The Tomatometer is 59% or lower.
Movies and TV shows are Certified Fresh with a steady Tomatometer of 75% or higher after a set amount of reviews (80 for wide-release movies, 40 for limited-release movies, 20 for TV shows), including 5 reviews from Top Critics.
Percentage of users who rate a movie or TV show positively.
If you're OK with the film playing you for a sap, you'll laugh and clap and wonder how that bird got into that hat. But if you think there's a difference between being tricked and being cheated, you may feel swindled.
This is one of those mystery thrillers that are supposed to culminate in a big shocker ending, though the script piles up so many implausibilities that by the time the ending arrives, nothing is surprising anymore.

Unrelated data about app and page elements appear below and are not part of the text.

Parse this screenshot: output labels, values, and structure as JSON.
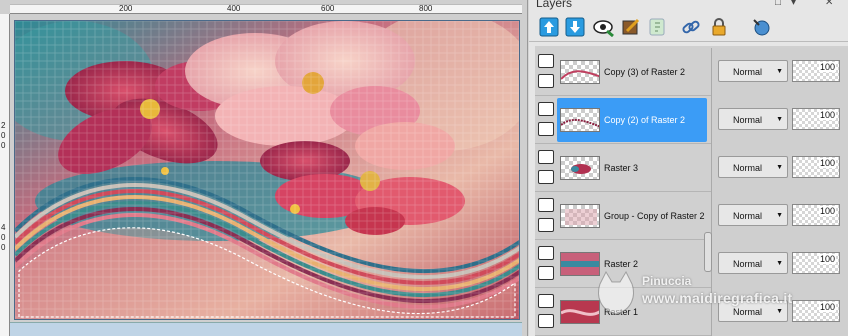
{
  "ruler": {
    "marks": [
      "200",
      "400",
      "600",
      "800"
    ],
    "v_digits": [
      "2",
      "0",
      "0",
      "4",
      "0",
      "0"
    ]
  },
  "panel": {
    "title": "Layers"
  },
  "toolbar": {
    "icons": [
      "new-raster-layer-icon",
      "new-vector-layer-icon",
      "view-all-layers-icon",
      "edit-selection-icon",
      "new-mask-icon",
      "link-layers-icon",
      "lock-transparency-icon",
      "palette-menu-icon"
    ]
  },
  "layers": [
    {
      "name": "Copy (3) of Raster 2",
      "blend": "Normal",
      "opacity": "100",
      "selected": false
    },
    {
      "name": "Copy (2) of Raster 2",
      "blend": "Normal",
      "opacity": "100",
      "selected": true
    },
    {
      "name": "Raster 3",
      "blend": "Normal",
      "opacity": "100",
      "selected": false
    },
    {
      "name": "Group - Copy of Raster 2",
      "blend": "Normal",
      "opacity": "100",
      "selected": false
    },
    {
      "name": "Raster 2",
      "blend": "Normal",
      "opacity": "100",
      "selected": false
    },
    {
      "name": "Raster 1",
      "blend": "Normal",
      "opacity": "100",
      "selected": false
    }
  ],
  "watermark": {
    "name": "Pinuccia",
    "site": "www.maidiregrafica.it"
  },
  "colors": {
    "selection": "#3b9cf6",
    "panel_bg": "#e6e6e6",
    "row_bg": "#d0d0d0"
  }
}
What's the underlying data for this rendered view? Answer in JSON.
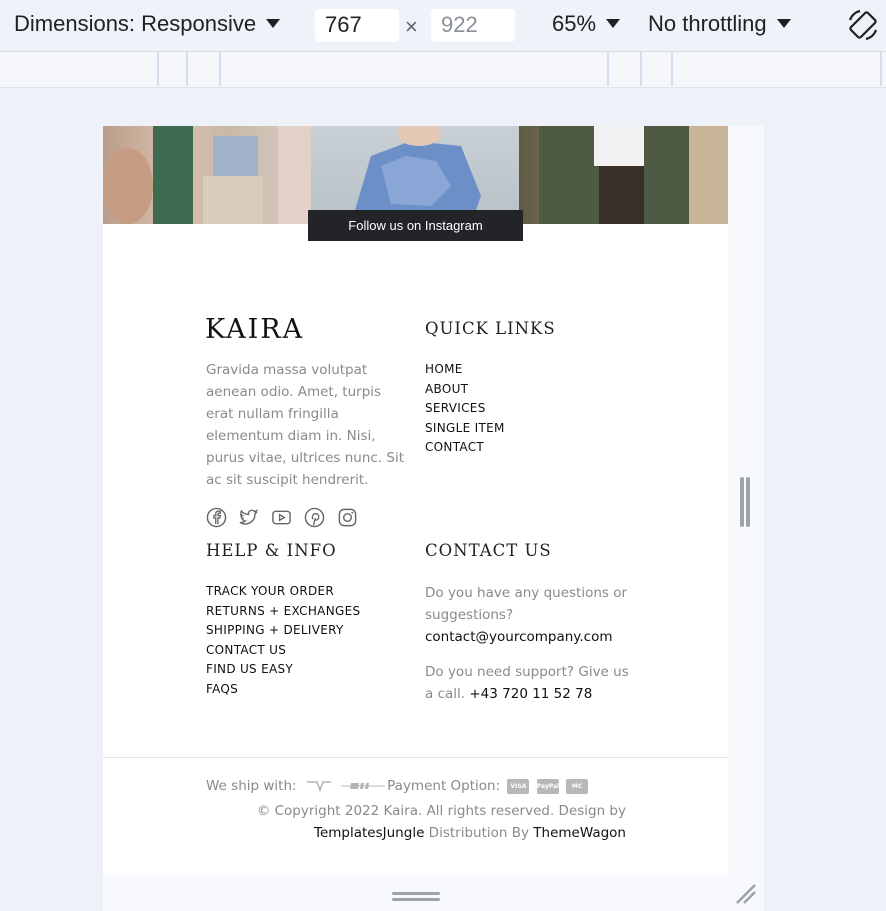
{
  "devtools": {
    "dimensions_label": "Dimensions: Responsive",
    "width": "767",
    "height": "922",
    "times": "×",
    "zoom": "65%",
    "throttling": "No throttling"
  },
  "instagram": {
    "follow_label": "Follow us on Instagram"
  },
  "footer": {
    "logo": "KAIRA",
    "about": "Gravida massa volutpat aenean odio. Amet, turpis erat nullam fringilla elementum diam in. Nisi, purus vitae, ultrices nunc. Sit ac sit suscipit hendrerit.",
    "social_icons": [
      "facebook-icon",
      "twitter-icon",
      "youtube-icon",
      "pinterest-icon",
      "instagram-icon"
    ],
    "quick_links": {
      "title": "QUICK LINKS",
      "items": [
        "HOME",
        "ABOUT",
        "SERVICES",
        "SINGLE ITEM",
        "CONTACT"
      ]
    },
    "help_info": {
      "title": "HELP & INFO",
      "items": [
        "TRACK YOUR ORDER",
        "RETURNS + EXCHANGES",
        "SHIPPING + DELIVERY",
        "CONTACT US",
        "FIND US EASY",
        "FAQS"
      ]
    },
    "contact": {
      "title": "CONTACT US",
      "question": "Do you have any questions or suggestions?",
      "email": "contact@yourcompany.com",
      "support": "Do you need support? Give us a call.",
      "phone": "+43 720 11 52 78"
    },
    "bottom": {
      "ship_label": "We ship with:",
      "payment_label": "Payment Option:",
      "payment_cards": [
        "VISA",
        "PayPal",
        "MC"
      ],
      "copyright": "© Copyright 2022 Kaira. All rights reserved. Design by",
      "design_link": "TemplatesJungle",
      "distribution": "Distribution By",
      "distribution_link": "ThemeWagon"
    }
  }
}
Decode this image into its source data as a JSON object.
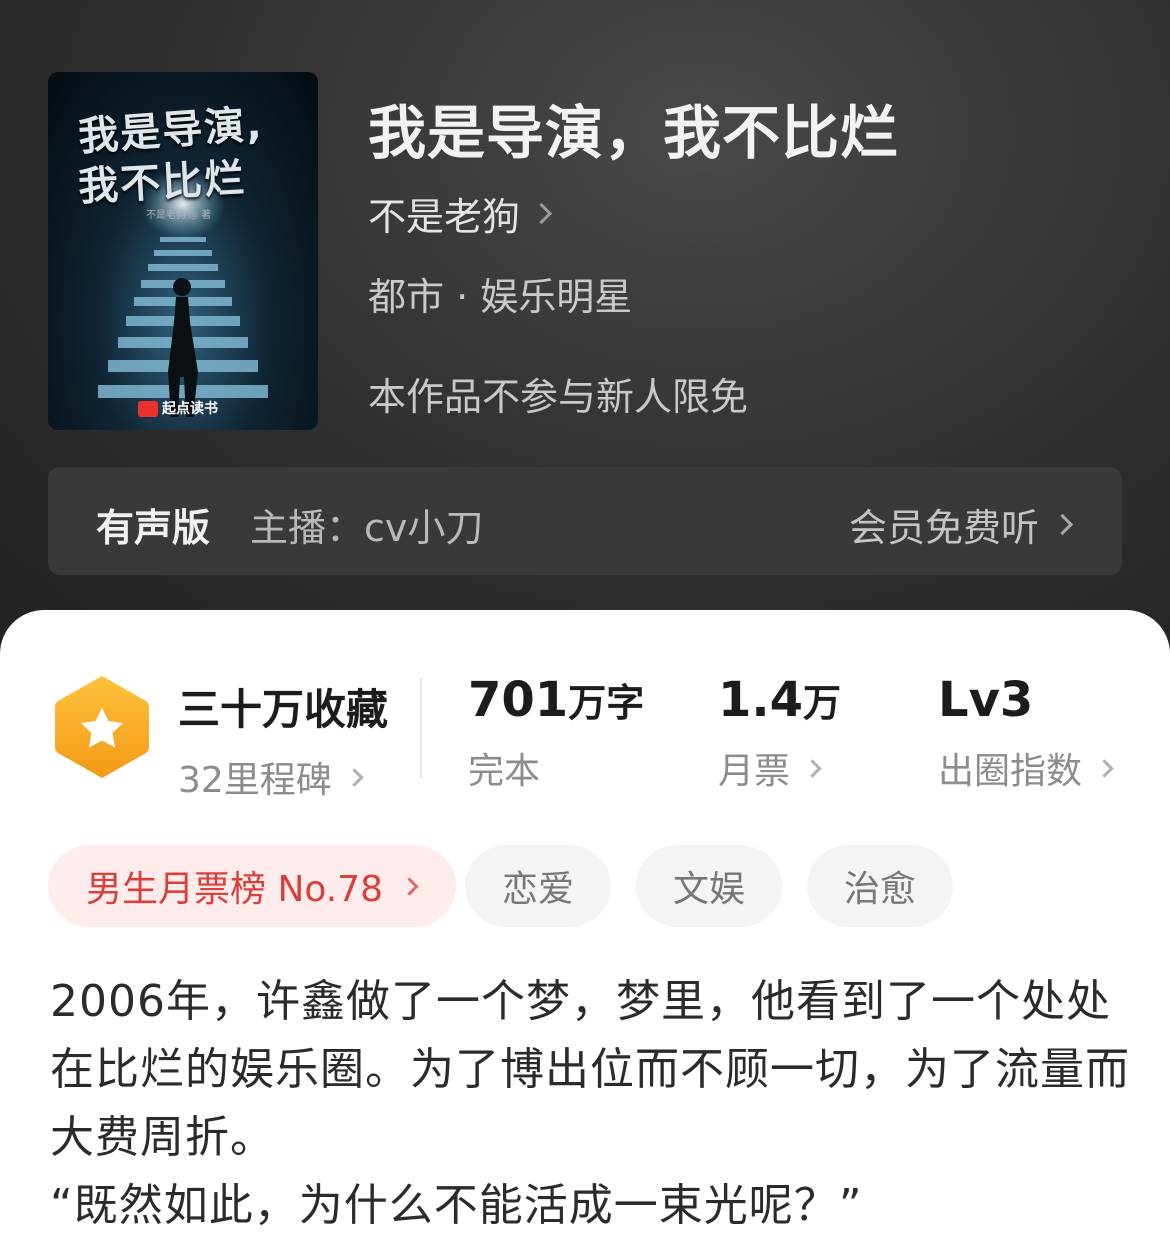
{
  "book": {
    "title": "我是导演，我不比烂",
    "author": "不是老狗",
    "category": "都市 · 娱乐明星",
    "notice": "本作品不参与新人限免",
    "cover": {
      "line1": "我是导演,",
      "line2": "我不比烂",
      "author_small": "不是老狗 ◎ 著",
      "publisher": "起点读书"
    }
  },
  "audio": {
    "label": "有声版",
    "host": "主播：cv小刀",
    "action": "会员免费听"
  },
  "stats": {
    "collection_main": "三十万收藏",
    "collection_sub": "32里程碑",
    "words_num": "701",
    "words_unit": "万字",
    "words_sub": "完本",
    "tickets_num": "1.4",
    "tickets_unit": "万",
    "tickets_sub": "月票",
    "level_main": "Lv3",
    "level_sub": "出圈指数"
  },
  "tags": {
    "rank": "男生月票榜 No.78",
    "items": [
      "恋爱",
      "文娱",
      "治愈"
    ]
  },
  "description": {
    "line1": "2006年，许鑫做了一个梦，梦里，他看到了一个处处在比烂的娱乐圈。为了博出位而不顾一切，为了流量而大费周折。",
    "line2": "“既然如此，为什么不能活成一束光呢？”"
  },
  "colors": {
    "header_bg": "#2f2d2d",
    "rank_tag_bg": "#fdeceb",
    "rank_tag_text": "#d9403a",
    "badge_orange": "#f5a623"
  }
}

Now You See Me is a superficially diverting but substance-free concoction, a would-be thriller as evanescent as a magic trick and one that develops no suspense or rooting interest because the characters possess all the substance of invisible ink.
When functioning like a magic trick, this breathlessly entertaining picture delights in its showmanship, but the more entertaining the trickery, the tougher the explanation, and when the truth is revealed the answer can't help but fail to satisfy.
The movie wants to be Ocean's Eleven with top hats and wands, but the rapport between Now You See Me's principals doesn't come close to approximating Clooney and company's (or Sinatra and company's) cool.